#### EXERCISE INPUTS ####

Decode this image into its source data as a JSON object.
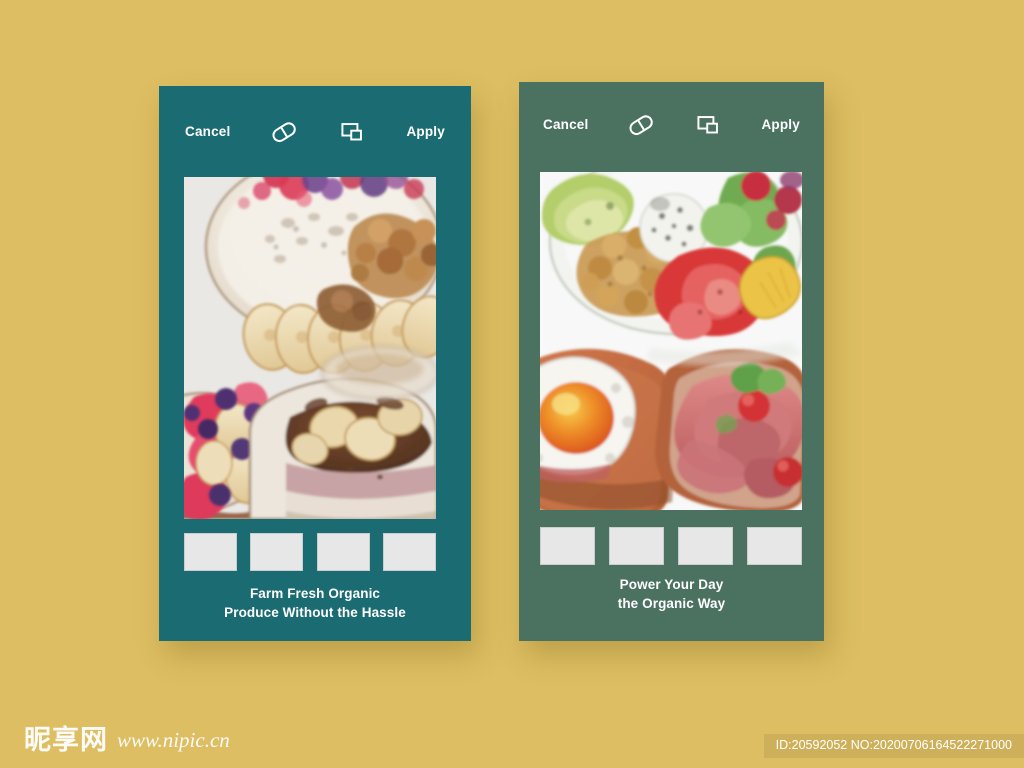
{
  "page": {
    "background_color": "#ddbe62",
    "watermark_cn": "昵享网",
    "watermark_url": "www.nipic.cn",
    "id_text": "ID:20592052 NO:20200706164522271000"
  },
  "cards": [
    {
      "id": "left",
      "theme_color": "#1b6b72",
      "topbar": {
        "cancel_label": "Cancel",
        "apply_label": "Apply",
        "icon_one": "capsule-icon",
        "icon_two": "layers-icon"
      },
      "photo": {
        "alt": "watercolor breakfast bowls with berries, banana slices and granola",
        "background": "#ffffff"
      },
      "thumbnails": [
        {
          "label": ""
        },
        {
          "label": ""
        },
        {
          "label": ""
        },
        {
          "label": ""
        }
      ],
      "caption": {
        "line1": "Farm Fresh Organic",
        "line2": "Produce Without the Hassle"
      }
    },
    {
      "id": "right",
      "theme_color": "#4b7261",
      "topbar": {
        "cancel_label": "Cancel",
        "apply_label": "Apply",
        "icon_one": "capsule-icon",
        "icon_two": "layers-icon"
      },
      "photo": {
        "alt": "watercolor salad bowl with avocado and chickpeas, fried egg toast and ham toast",
        "background": "#ffffff"
      },
      "thumbnails": [
        {
          "label": ""
        },
        {
          "label": ""
        },
        {
          "label": ""
        },
        {
          "label": ""
        }
      ],
      "caption": {
        "line1": "Power Your Day",
        "line2": "the Organic Way"
      }
    }
  ]
}
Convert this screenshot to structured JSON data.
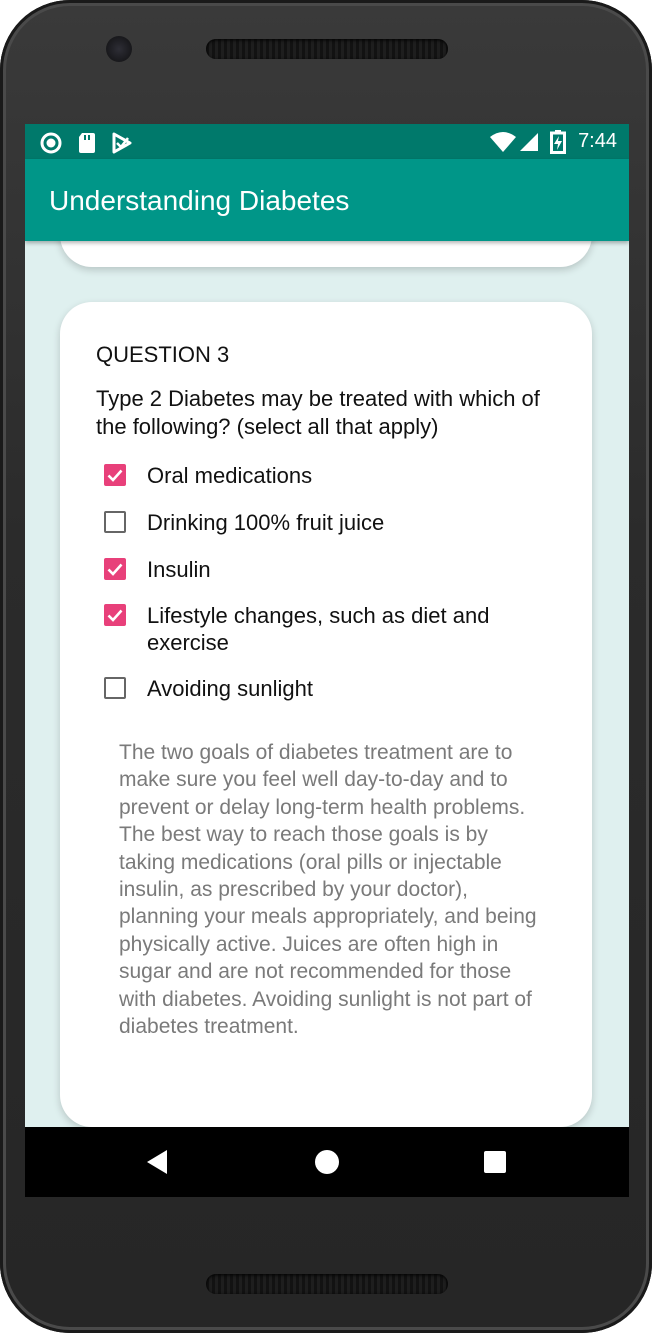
{
  "statusbar": {
    "time": "7:44"
  },
  "appbar": {
    "title": "Understanding Diabetes"
  },
  "question": {
    "number_label": "QUESTION 3",
    "text": "Type 2 Diabetes may be treated with which of the following? (select all that apply)",
    "options": [
      {
        "label": "Oral medications",
        "checked": true
      },
      {
        "label": "Drinking 100% fruit juice",
        "checked": false
      },
      {
        "label": "Insulin",
        "checked": true
      },
      {
        "label": "Lifestyle changes, such as diet and exercise",
        "checked": true
      },
      {
        "label": "Avoiding sunlight",
        "checked": false
      }
    ],
    "explanation": "The two goals of diabetes treatment are to make sure you feel well day-to-day and to prevent or delay long-term health problems. The best way to reach those goals is by taking medications (oral pills or injectable insulin, as prescribed by your doctor), planning your meals appropriately, and being physically active. Juices are often high in sugar and are not recommended for those with diabetes. Avoiding sunlight is not part of diabetes treatment."
  },
  "colors": {
    "status_bar": "#00796b",
    "app_bar": "#009688",
    "background": "#dff0ef",
    "checkbox_accent": "#e8407a"
  },
  "icons": {
    "status_left": [
      "sync-circle-icon",
      "sd-card-icon",
      "download-check-icon"
    ],
    "status_right": [
      "wifi-icon",
      "signal-icon",
      "battery-charging-icon"
    ],
    "nav": [
      "back-icon",
      "home-icon",
      "recents-icon"
    ]
  }
}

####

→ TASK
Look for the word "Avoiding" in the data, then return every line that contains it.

→ TASK SOLUTION
        "label": "Avoiding sunlight",
    "explanation": "The two goals of diabetes treatment are to make sure you feel well day-to-day and to prevent or delay long-term health problems. The best way to reach those goals is by taking medications (oral pills or injectable insulin, as prescribed by your doctor), planning your meals appropriately, and being physically active. Juices are often high in sugar and are not recommended for those with diabetes. Avoiding sunlight is not part of diabetes treatment."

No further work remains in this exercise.